One hundred dollar online shopping haul. Amazon storefront. Summer essentials. As I scroll through my Instagram or TikTok feeds, these phrases pop up repeatedly. Video after video of mass consumption leaves me looking at my closet in dismay and yearning for more. But do I really need that flower-shaped hair clip? Will I really wear those pink, checkered pants again? The internet has amplified people’s desire to be “trendy,” causing many to over consume and shop irresponsibly. Shopping for staple pieces of clothing that are high in quality and timeless in style is not only better for the environment but also better for your bank account.
Fast fashion stores are online brands that sell clothes that keep up with current styles for low prices. Stores such as H&M, Urban Outfitters and Victoria’s Secret are most likely to be found at your local mall. Most recently, Shein has gained immense popularity on social media and is now the second-biggest online apparel retailer, trailing behind Macy’s. Although at first it may seem like a bargain on a shirt, the effects of these purchases are detrimental.
The clothing industry as a whole is known to have a gigantic carbon footprint and water use requirement. But fast fashion brands specifically are exacerbating the negative impact on the environment. Plastic is an endemic problem to fast fashion brands, which often use synthetic fibers such as polyester, nylon, acrylic and elastane, which are all made from fossil fuels. The textile sector accounts for 15 percent of total plastic use according to the United States Environmental Protection Agency. Only 0.5 percent of Shein’s clothes are made from recycled content according to EthicalConsumer.org. The fashion industry produces an estimated 92 million tons of textile waste annually according to Earth.org, a number which has skyrocketed in recent decades due to the poor quality and high consumption of fast fashion. Some of this waste never reaches the consumer, as brands have to throw the clothes away to make room for the latest trends.
One way fast fashion brands guarantee low prices is to keep their wages low. Workers are exploited in countries with low labor standards, working in abusive sweatshops. The fast fashion business model requires employees to work long hours to produce inventory at a rapid rate. According to The True Cost, an estimated 2 percent of workers in the fashion industry are earning a livable salary. Kids, who are inherently caught in this cycle of poverty, are particularly compelled to work in these factories; according to a survey by The Guardian on garment mills in India, 60 percent of employees were under the age of 18 when they started working.
In addition to the ethical problems surrounding fast fashion, it hurts the consumer too. These pieces of clothing are so poor in quality that people will probably be able to wear them a few times, then will throw them away. Or the garment will go out of style quickly as influencers constantly push new trends and desires upon their wide-eyed audiences. This cycle results in the consumer draining their bank account as they keep reordering clothes. In 2019, The Guardian reported that one in three young women considered an item to be old if it was worn just once or twice. It’s estimated that the average piece of clothing is worn just 14 times.
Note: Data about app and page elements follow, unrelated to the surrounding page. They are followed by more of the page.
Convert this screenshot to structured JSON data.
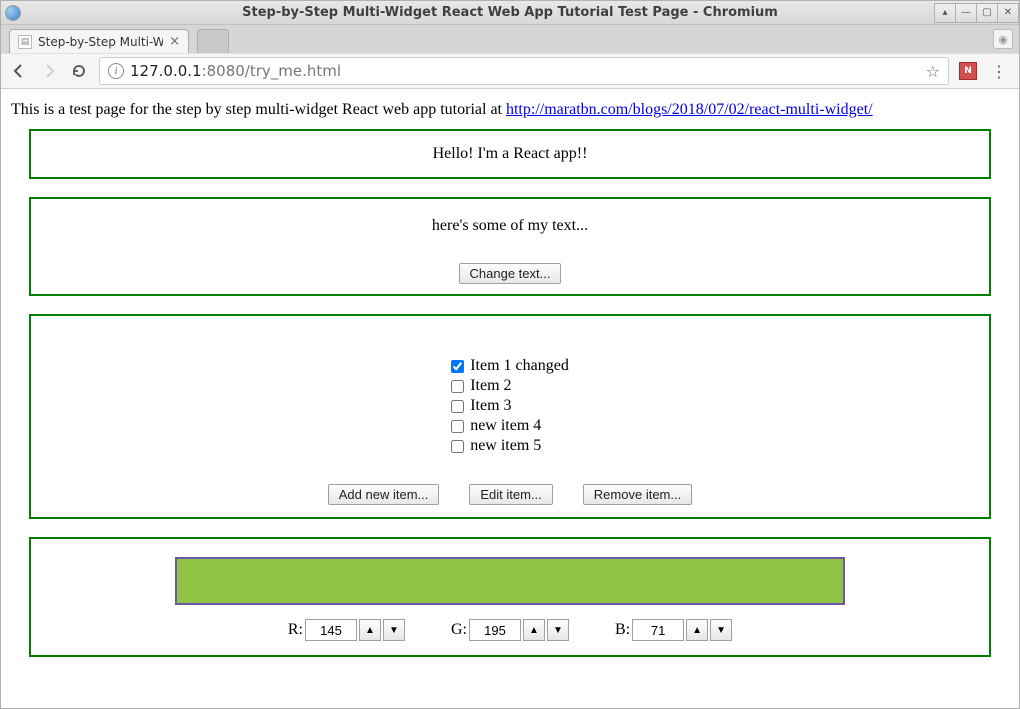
{
  "window": {
    "title": "Step-by-Step Multi-Widget React Web App Tutorial Test Page - Chromium"
  },
  "tab": {
    "title": "Step-by-Step Multi-W"
  },
  "url": {
    "host": "127.0.0.1",
    "rest": ":8080/try_me.html"
  },
  "intro": {
    "prefix": "This is a test page for the step by step multi-widget React web app tutorial at ",
    "link_text": "http://maratbn.com/blogs/2018/07/02/react-multi-widget/"
  },
  "widget1": {
    "text": "Hello! I'm a React app!!"
  },
  "widget2": {
    "text": "here's some of my text...",
    "change_btn": "Change text..."
  },
  "widget3": {
    "items": [
      {
        "label": "Item 1 changed",
        "checked": true
      },
      {
        "label": "Item 2",
        "checked": false
      },
      {
        "label": "Item 3",
        "checked": false
      },
      {
        "label": "new item 4",
        "checked": false
      },
      {
        "label": "new item 5",
        "checked": false
      }
    ],
    "add_btn": "Add new item...",
    "edit_btn": "Edit item...",
    "remove_btn": "Remove item..."
  },
  "widget4": {
    "r_label": "R:",
    "g_label": "G:",
    "b_label": "B:",
    "r": "145",
    "g": "195",
    "b": "71",
    "swatch_color": "#91c347",
    "up": "▲",
    "down": "▼"
  }
}
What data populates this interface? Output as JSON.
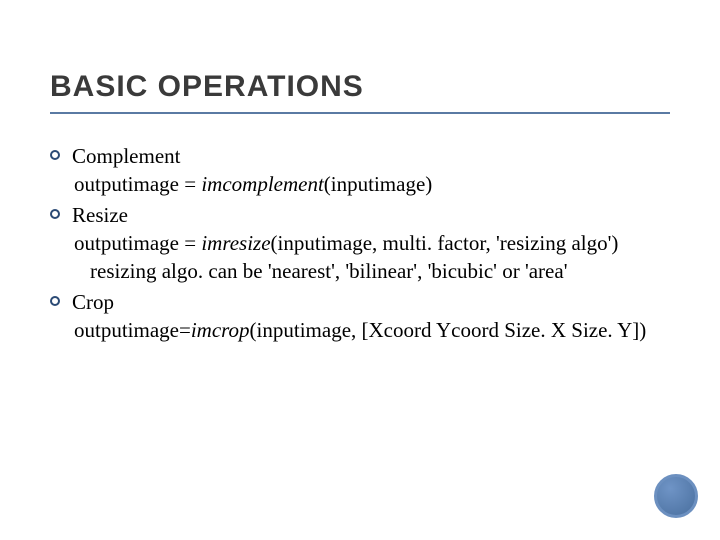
{
  "title": "BASIC OPERATIONS",
  "items": [
    {
      "head": "Complement",
      "sub": [
        {
          "pre": "outputimage = ",
          "fn": "imcomplement",
          "post": "(inputimage)"
        }
      ]
    },
    {
      "head": "Resize",
      "sub": [
        {
          "pre": "outputimage = ",
          "fn": "imresize",
          "post": "(inputimage, multi. factor, 'resizing algo')"
        }
      ],
      "sub2": [
        "resizing algo. can be 'nearest', 'bilinear', 'bicubic' or 'area'"
      ]
    },
    {
      "head": "Crop",
      "sub": [
        {
          "pre": "outputimage=",
          "fn": "imcrop",
          "post": "(inputimage, [Xcoord Ycoord Size. X Size. Y])"
        }
      ]
    }
  ]
}
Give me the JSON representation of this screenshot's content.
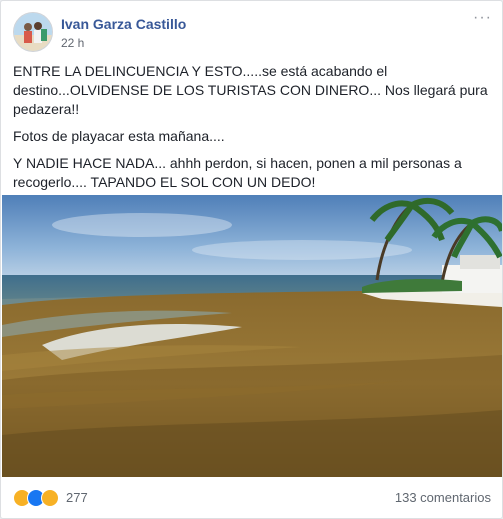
{
  "post": {
    "author": "Ivan Garza Castillo",
    "time": "22 h",
    "paragraphs": [
      "ENTRE LA DELINCUENCIA Y ESTO.....se está acabando el destino...OLVIDENSE DE LOS TURISTAS CON DINERO... Nos llegará pura pedazera!!",
      "Fotos de playacar esta mañana....",
      "Y NADIE HACE NADA... ahhh perdon, si hacen, ponen a mil personas a recogerlo.... TAPANDO EL SOL CON UN DEDO!"
    ],
    "more_icon": "ellipsis-icon",
    "more_label": "···"
  },
  "footer": {
    "reactions": [
      "sad-reaction-icon",
      "like-reaction-icon",
      "wow-reaction-icon"
    ],
    "reaction_count": "277",
    "comments": "133 comentarios"
  },
  "colors": {
    "author": "#385898",
    "like": "#1877f2",
    "sad_wow": "#f7b125"
  }
}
Before you buy, it is important to make sure that you are not contributing to the injustice that is fast fashion. Slow fashion, as the name suggests, is the opposite of fast fashion; it consists of high-quality clothing while advocating for fair working conditions and eco-friendly practices. Yes, slow fashion has a more expensive price tag than fast fashion. However, these garments are sustainable and long-lasting; consumers won’t have to worry about their shirts ripping after only a couple of wears. Slow fashion also allows buyers to stop and consider if they really need this new piece of clothing or if they can just repurpose the closet they already have. Besides, if you have a closet full of timeless, staple pieces, your clothes will be in style no matter the season, and you won’t need to break the bank on new clothes every month.
Shopping at thrift stores is another mindful way to shop and decrease the consumption of new materials. Vintage clothing is not only “trendy” but also more authentic than clothes made of plastic.
Truly sustainable brands are transparent about their supply chains by sharing information on their websites. Product and material information should be clearly labeled. Most eco-friendly brands are accredited through a regulatory body, such as the Global Organic Textile Standard certification. Packaging should usually be biodegradable. Discounts and huge sales such as Black Friday should often be avoided.
With the rise of social media and expedited shipping, let’s remember to think and do our research before we click “order.”